— What is being asked —
In the copy, include no pictures, but reproduce every record exactly.

Stored dataset items
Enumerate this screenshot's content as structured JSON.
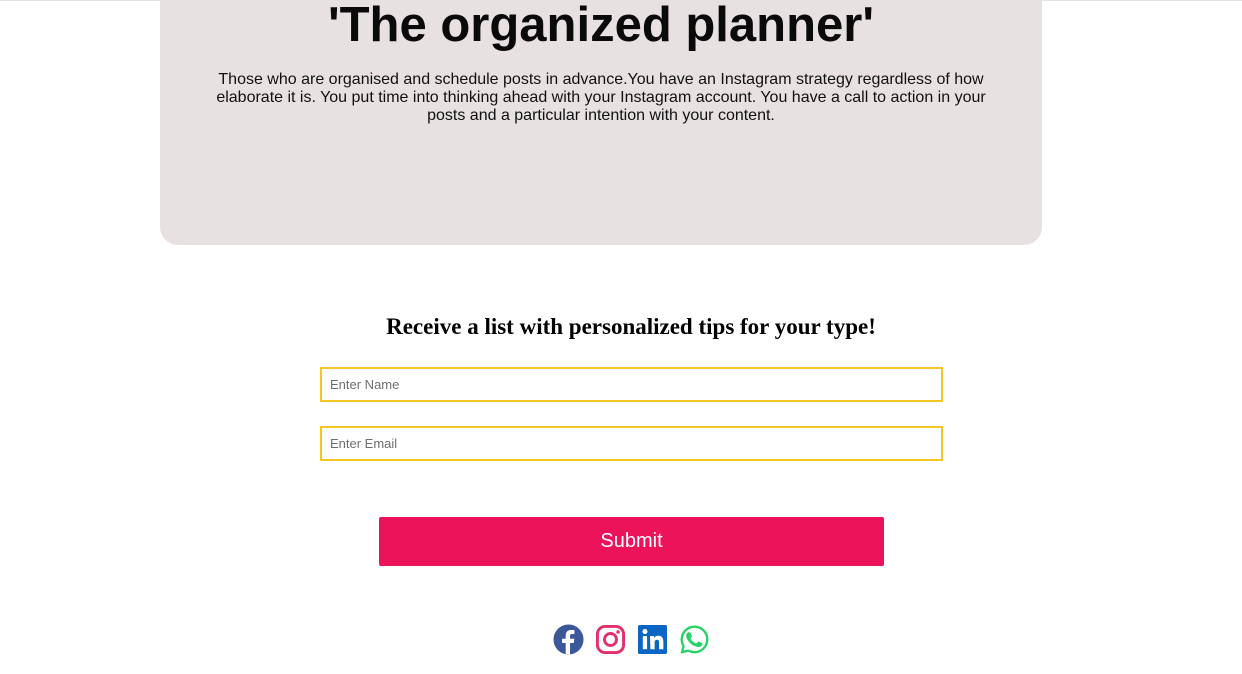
{
  "result": {
    "title": "'The organized planner'",
    "description": "Those who are organised and schedule posts in advance.You have an Instagram strategy regardless of how elaborate it is. You put time into thinking ahead with your Instagram account. You have a call to action in your posts and a particular intention with your content."
  },
  "signup": {
    "heading": "Receive a list with personalized tips for your type!",
    "name_placeholder": "Enter Name",
    "email_placeholder": "Enter Email",
    "submit_label": "Submit"
  },
  "social": [
    {
      "icon": "facebook-icon",
      "color": "#3b5998"
    },
    {
      "icon": "instagram-icon",
      "color": "#e1306c"
    },
    {
      "icon": "linkedin-icon",
      "color": "#0a66c2"
    },
    {
      "icon": "whatsapp-icon",
      "color": "#25d366"
    }
  ],
  "colors": {
    "card_background": "#e7e1e1",
    "input_border": "#f3c623",
    "submit_background": "#ec135b"
  }
}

— Result —
Enumerate this screenshot's content as structured JSON.
{
  "result": {
    "title": "'The organized planner'",
    "description": "Those who are organised and schedule posts in advance.You have an Instagram strategy regardless of how elaborate it is. You put time into thinking ahead with your Instagram account. You have a call to action in your posts and a particular intention with your content."
  },
  "signup": {
    "heading": "Receive a list with personalized tips for your type!",
    "name_placeholder": "Enter Name",
    "email_placeholder": "Enter Email",
    "submit_label": "Submit"
  },
  "social": [
    {
      "icon": "facebook-icon",
      "color": "#3b5998"
    },
    {
      "icon": "instagram-icon",
      "color": "#e1306c"
    },
    {
      "icon": "linkedin-icon",
      "color": "#0a66c2"
    },
    {
      "icon": "whatsapp-icon",
      "color": "#25d366"
    }
  ],
  "colors": {
    "card_background": "#e7e1e1",
    "input_border": "#f3c623",
    "submit_background": "#ec135b"
  }
}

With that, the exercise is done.